* **Task**
Print the entries exactly as they appear, and omit any images.
------------------------------------------------------------
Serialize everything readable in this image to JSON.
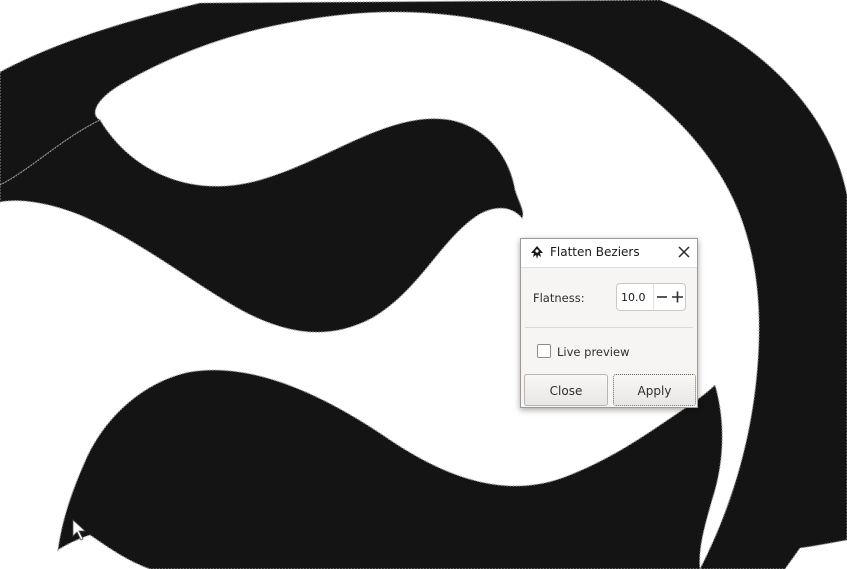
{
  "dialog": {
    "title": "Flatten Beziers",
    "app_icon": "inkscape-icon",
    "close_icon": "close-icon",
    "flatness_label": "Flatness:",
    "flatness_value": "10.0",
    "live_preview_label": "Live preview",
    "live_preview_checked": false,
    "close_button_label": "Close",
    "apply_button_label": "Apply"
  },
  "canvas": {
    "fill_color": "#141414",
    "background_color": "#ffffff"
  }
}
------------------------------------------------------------
* **Task answer**
Serialize everything readable in this image to JSON.
{
  "dialog": {
    "title": "Flatten Beziers",
    "app_icon": "inkscape-icon",
    "close_icon": "close-icon",
    "flatness_label": "Flatness:",
    "flatness_value": "10.0",
    "live_preview_label": "Live preview",
    "live_preview_checked": false,
    "close_button_label": "Close",
    "apply_button_label": "Apply"
  },
  "canvas": {
    "fill_color": "#141414",
    "background_color": "#ffffff"
  }
}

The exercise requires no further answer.